The Student's Atlas. By Richard A. Proctor. London and New York: Longmans, Green & Co. Price, $1.50.

In this little work, which was issued just before Prof. Proctor's death last year, the originality of its author is strongly evident. In most atlases, the different divisions of the earth are represented on different scales and often on different projections, so that the ideas they convey as to the shape and relative positions of the various land areas are far from correct. The oceans generally are not mapped at all, so no idea is given of the tracks of vessels across them, nor of the directions from each other of different parts of their shores. Prof. Proctor has avoided these defects in his atlas by depicting the whole surface of the globe on twelve maps, each representing the part of the surface of a sphere corresponding to one side of an inclosed dodecahedron. The maps are all on one scale and a uniform projection, and each occupies a double octavo page.
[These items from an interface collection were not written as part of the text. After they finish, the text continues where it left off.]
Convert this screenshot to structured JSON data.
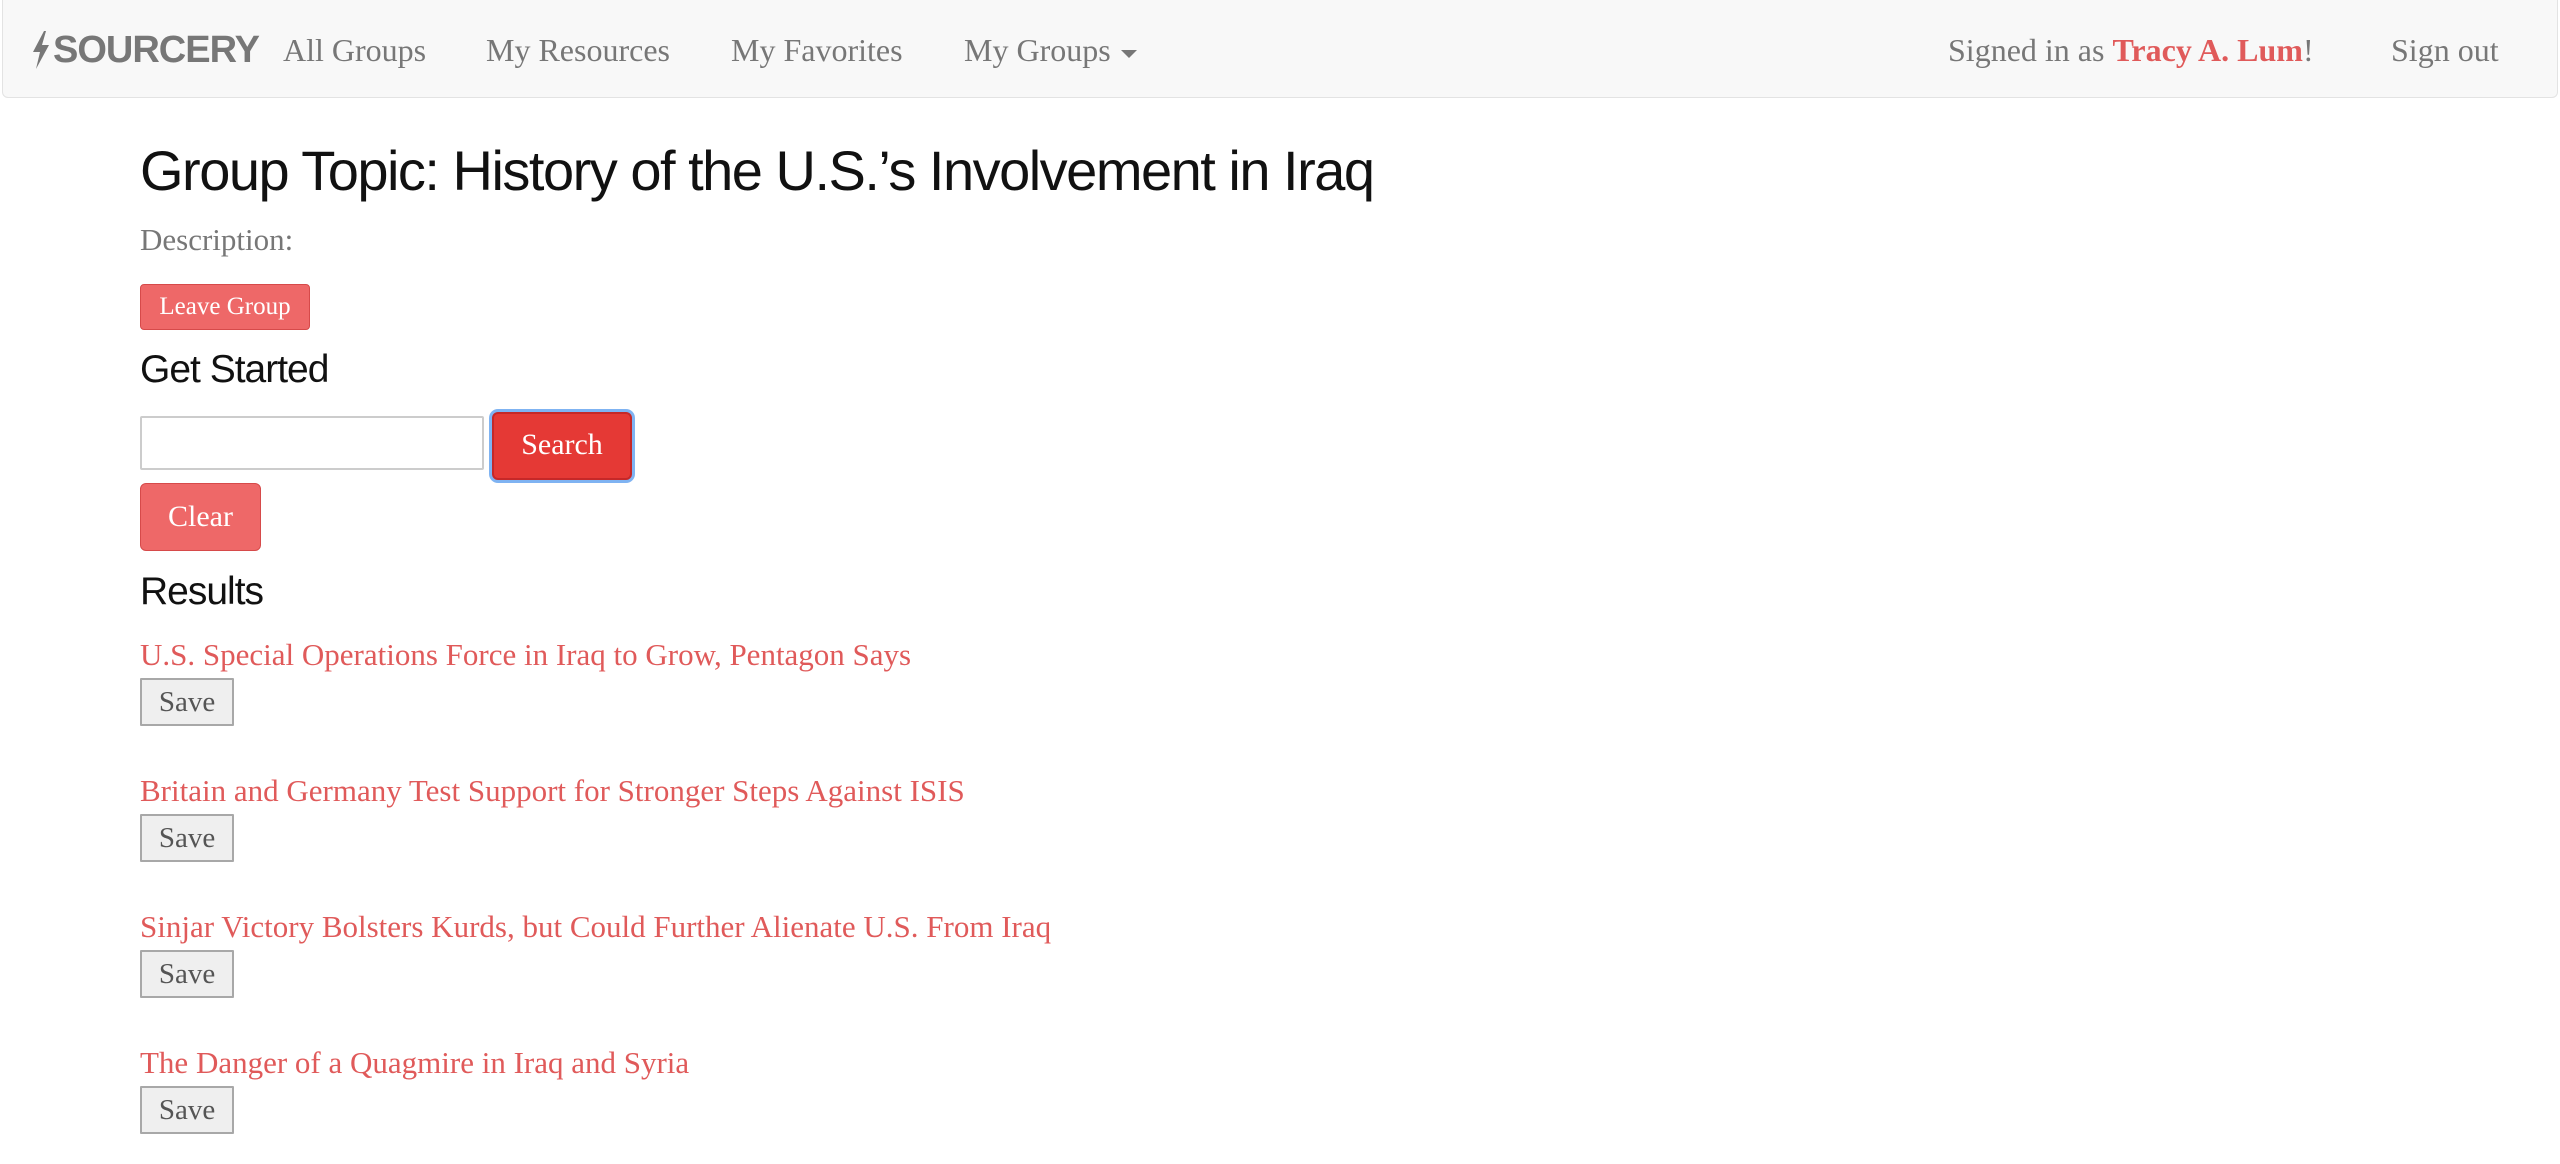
{
  "navbar": {
    "brand": "SOURCERY",
    "brand_icon": "lightning-bolt-icon",
    "links": [
      "All Groups",
      "My Resources",
      "My Favorites",
      "My Groups"
    ],
    "signed_in_prefix": "Signed in as ",
    "user_name": "Tracy A. Lum",
    "signed_in_suffix": "!",
    "sign_out": "Sign out"
  },
  "page": {
    "title": "Group Topic: History of the U.S.’s Involvement in Iraq",
    "description_label": "Description:",
    "leave_button": "Leave Group",
    "get_started_heading": "Get Started",
    "search_value": "",
    "search_button": "Search",
    "clear_button": "Clear",
    "results_heading": "Results"
  },
  "results": [
    {
      "title": "U.S. Special Operations Force in Iraq to Grow, Pentagon Says",
      "save_label": "Save"
    },
    {
      "title": "Britain and Germany Test Support for Stronger Steps Against ISIS",
      "save_label": "Save"
    },
    {
      "title": "Sinjar Victory Bolsters Kurds, but Could Further Alienate U.S. From Iraq",
      "save_label": "Save"
    },
    {
      "title": "The Danger of a Quagmire in Iraq and Syria",
      "save_label": "Save"
    }
  ],
  "colors": {
    "accent": "#e05a5a",
    "button_red": "#ee6868",
    "search_red": "#e53935",
    "navbar_bg": "#f8f8f8"
  }
}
There are also two index maps, which show the connection between the maps of the series. A brief description of each map is given in the introduction, and on the pages between the maps, usually left blank, Prof. Proctor gives the number and chief contents of the map on the other side of the leaf.

The Economic Basis of Protection. By Simon N. Patten, Ph. D. Philadelphia: J. B. Lippincott Company. Pp. 144. Price, $1.

We have wondered why some adherent of protection did not get out a book of this sort; for, in view of the pronounced tendency of free-traders to base their creed on fundamental principles, the neglect of protectionists to do the same looks like a confession that protection has no principles on which to stand. But now Prof. Patten has undertaken to give briefly the reasons for the faith that is in him. He asserts that free-traders take as their ideal a society in a "static" condition, while for a society in a "dynamic" or progressive state, which is the actual condition of America, protection is the only admissible policy. He maintains that a locality should not be encouraged to devote itself to the exclusive production of the commodity which it can yield best, because the surplus must pay the cost of long transportation to a market. A variety of things should be produced, and only such quantities of each as can be consumed in the vicinity. Although not so large a gross result could be obtained in this way as by devoting the productive power of the community to a specialty, the author evidently